New York City Street Style, For Walking And Wearing
The second day, we walked through the Museum of Modern Art, often known as MOMA. If you walk through the 5th floor, at the end of the 19th century, and then on down to the 4th floor, through to 1970, you will see the entire sorry and hopeful process of mankind attempting to figure out what fine art is - besides beautiful - in the face of hard science, technology, and psychology. To say nothing of remembering why Starry Night became a postcard in the first place. Although my real favorite is this.
Looks as though Matisse is scraping off a layer of burnt red to find his room. Like the paint comes first.
But our real walk, the long walk, the grinning walk, was on the first morning, from 59th and 5th down to 29th and back and forth between Madison, 5th, and Avenue of the Americas. Usually known as 6th. Good thing I wore my terribly glamorous Aerosoles.
It was a beautiful day. The picture below is neither retouched, nor painted by Georges Seurat. It's Central Park, taken with my little Panasonic Lumix from a vantage point on a street usefully known as Central Park South.
Don't get me wrong. Nobody slows down in the sun. They just hurry more happily. Past some of the greatest architecture of the Western world.
On East 59th and 5th, kitty-corner to Central Park, Mr. Jobs has constructed an outrageous retail experience. He plonked down a glass cube on a plaza, thereby referring inevitably to I.M. Pei's glass pyramid at the Louvre, all the while selling gizmos and gadgets to the entire world. Hats off, Steve, hats off to you.
I was wearing black, so there was no tone-on-tone way to join the throngs in floral joy. Gray with lettuce ruffles and lace was as decorative as I could get. But, I am blond, with blue eyes, and fairly pink of skin, so I brought some of my own pigment to the picture. And the trees were so green, the sky so blue, I believed there was enough color to go around. I only needed some flutter. And I got it.

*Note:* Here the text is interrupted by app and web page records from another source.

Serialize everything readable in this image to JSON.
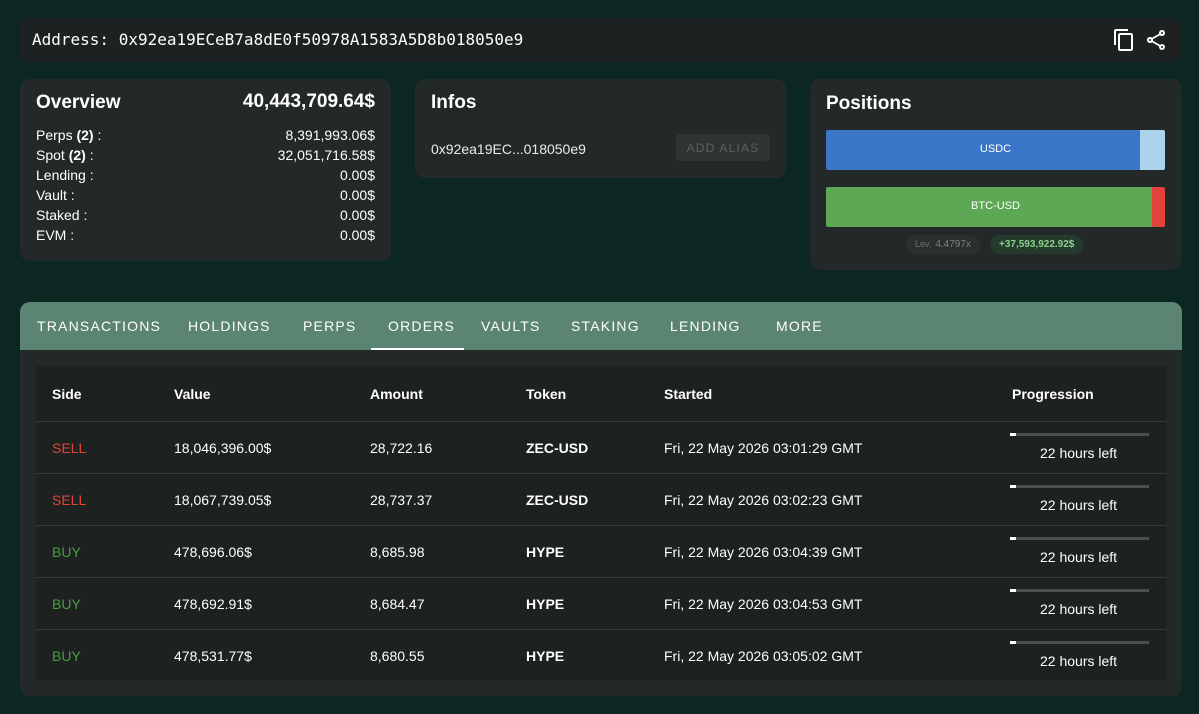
{
  "address_bar": {
    "label": "Address:",
    "address": "0x92ea19ECeB7a8dE0f50978A1583A5D8b018050e9"
  },
  "overview": {
    "title": "Overview",
    "total": "40,443,709.64$",
    "rows": [
      {
        "label": "Perps",
        "count": "(2)",
        "suffix": " :",
        "value": "8,391,993.06$"
      },
      {
        "label": "Spot",
        "count": "(2)",
        "suffix": " :",
        "value": "32,051,716.58$"
      },
      {
        "label": "Lending",
        "count": "",
        "suffix": " :",
        "value": "0.00$"
      },
      {
        "label": "Vault",
        "count": "",
        "suffix": " :",
        "value": "0.00$"
      },
      {
        "label": "Staked",
        "count": "",
        "suffix": " :",
        "value": "0.00$"
      },
      {
        "label": "EVM",
        "count": "",
        "suffix": " :",
        "value": "0.00$"
      }
    ]
  },
  "infos": {
    "title": "Infos",
    "short_address": "0x92ea19EC...018050e9",
    "add_alias_label": "ADD ALIAS"
  },
  "positions": {
    "title": "Positions",
    "bars": [
      {
        "label": "USDC",
        "fill_fraction": 0.925,
        "fill_color": "#3a77c8",
        "rest_color": "#acd3ec"
      },
      {
        "label": "BTC-USD",
        "fill_fraction": 0.962,
        "fill_color": "#5ca854",
        "rest_color": "#e2443b"
      }
    ],
    "leverage_prefix": "Lev.",
    "leverage_value": "4.4797x",
    "pnl": "+37,593,922.92$"
  },
  "tabs": [
    {
      "label": "TRANSACTIONS"
    },
    {
      "label": "HOLDINGS"
    },
    {
      "label": "PERPS"
    },
    {
      "label": "ORDERS"
    },
    {
      "label": "VAULTS"
    },
    {
      "label": "STAKING"
    },
    {
      "label": "LENDING"
    },
    {
      "label": "MORE"
    }
  ],
  "active_tab": "ORDERS",
  "orders": {
    "headers": {
      "side": "Side",
      "value": "Value",
      "amount": "Amount",
      "token": "Token",
      "started": "Started",
      "progression": "Progression"
    },
    "rows": [
      {
        "side": "SELL",
        "value": "18,046,396.00$",
        "amount": "28,722.16",
        "token": "ZEC-USD",
        "started": "Fri, 22 May 2026 03:01:29 GMT",
        "progress": 0.04,
        "time_left": "22 hours left"
      },
      {
        "side": "SELL",
        "value": "18,067,739.05$",
        "amount": "28,737.37",
        "token": "ZEC-USD",
        "started": "Fri, 22 May 2026 03:02:23 GMT",
        "progress": 0.04,
        "time_left": "22 hours left"
      },
      {
        "side": "BUY",
        "value": "478,696.06$",
        "amount": "8,685.98",
        "token": "HYPE",
        "started": "Fri, 22 May 2026 03:04:39 GMT",
        "progress": 0.04,
        "time_left": "22 hours left"
      },
      {
        "side": "BUY",
        "value": "478,692.91$",
        "amount": "8,684.47",
        "token": "HYPE",
        "started": "Fri, 22 May 2026 03:04:53 GMT",
        "progress": 0.04,
        "time_left": "22 hours left"
      },
      {
        "side": "BUY",
        "value": "478,531.77$",
        "amount": "8,680.55",
        "token": "HYPE",
        "started": "Fri, 22 May 2026 03:05:02 GMT",
        "progress": 0.04,
        "time_left": "22 hours left"
      }
    ]
  },
  "colors": {
    "background": "#0c2722",
    "card": "#232928",
    "tab_bar": "#5b8473",
    "sell": "#e2443b",
    "buy": "#4d9a45"
  },
  "icons": {
    "copy": "copy-icon",
    "share": "share-icon"
  }
}
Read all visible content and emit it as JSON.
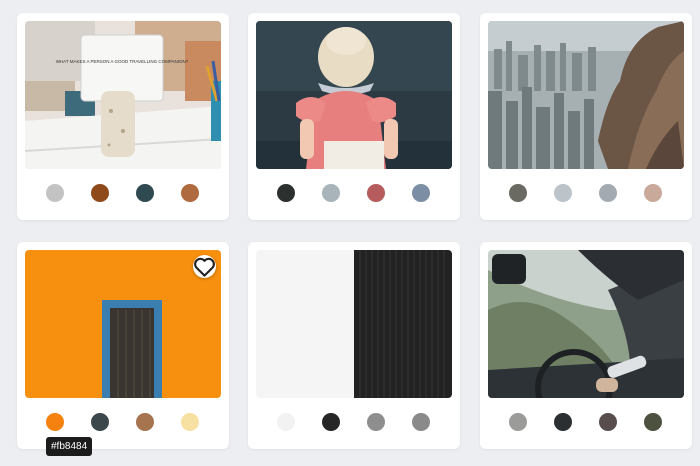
{
  "cards": [
    {
      "photo": "tabletop-card-holder",
      "sign_text": "WHAT MAKES A PERSON A GOOD TRAVELLING COMPANION?",
      "swatches": [
        "#c3c3c3",
        "#8f4a1c",
        "#2f4a50",
        "#b06a40"
      ]
    },
    {
      "photo": "girl-in-pink-dress",
      "swatches": [
        "#2c302e",
        "#a9b4ba",
        "#b65c5c",
        "#7b8ea3"
      ]
    },
    {
      "photo": "city-and-rock-cliff",
      "swatches": [
        "#6a6a62",
        "#bcc3c9",
        "#a3aab2",
        "#c9a99a"
      ]
    },
    {
      "photo": "blue-door-orange-wall",
      "swatches": [
        "#f5820e",
        "#3c474b",
        "#a6744f",
        "#f7e1a2"
      ],
      "favorite_icon": "heart-icon"
    },
    {
      "photo": "black-white-panel",
      "swatches": [
        "#f2f2f2",
        "#262626",
        "#8e8e8e",
        "#8a8a8a"
      ]
    },
    {
      "photo": "car-interior-steering-wheel",
      "swatches": [
        "#9b9b99",
        "#2b2f32",
        "#584d4d",
        "#4d513f"
      ]
    }
  ],
  "tooltip": {
    "text": "#fb8484"
  }
}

If I were going again tomorrow, I'd find myself a shirt like this.
The woman below exemplified much about the style I saw.
- An ornamented hat.
- Flat sandals, tough but not too tough.
- Jeans so skinny that they were leggings.
- The trench with a fancy buckle.
- A floral patterned bag.
- And a patterned, colored, non-empire-waisted blouse in shades similar to the trench. The blouse is not visible here, due to my inability to buttonhole strangers and convince them to let me take their picture.
It's possible to feel drunk, just walking. Although this woman appeared to have no trouble keeping to her straight line.
We got tired. Tired but happy. Ready to close up the perceptual shop. And in Manhattan, there are cabs everywhere. Maybe not when the shows let out, maybe not when you leave work in the rain, but on a Friday afternoon around 2pm, plenty.
The next day, after the MOMA, we had pizza at John's in the West Village. Squint your eyes. Doesn't this kind of look like Starry Night, in red? All that circular motion? No? I told you I was a little distracted. A crowd of celebrants took over several tables and persisted in saying the word, "Martini!" over and over again, loudly, even though it was lunchtime. New York will do that to you.
Here's our food from John's. If you can resist calling this a Tower of Pizza you're infinitely more dignified than I. The same would be true if you could resist asking for a box, stuffing it with leftovers and having your son carry it to the subway, like a tomato-based badge of Manhattan honor. Even though he's walking.
*I recommend the tamales.
**Where my father bought me pearls for my 25th birthday. Someday I'm going back in.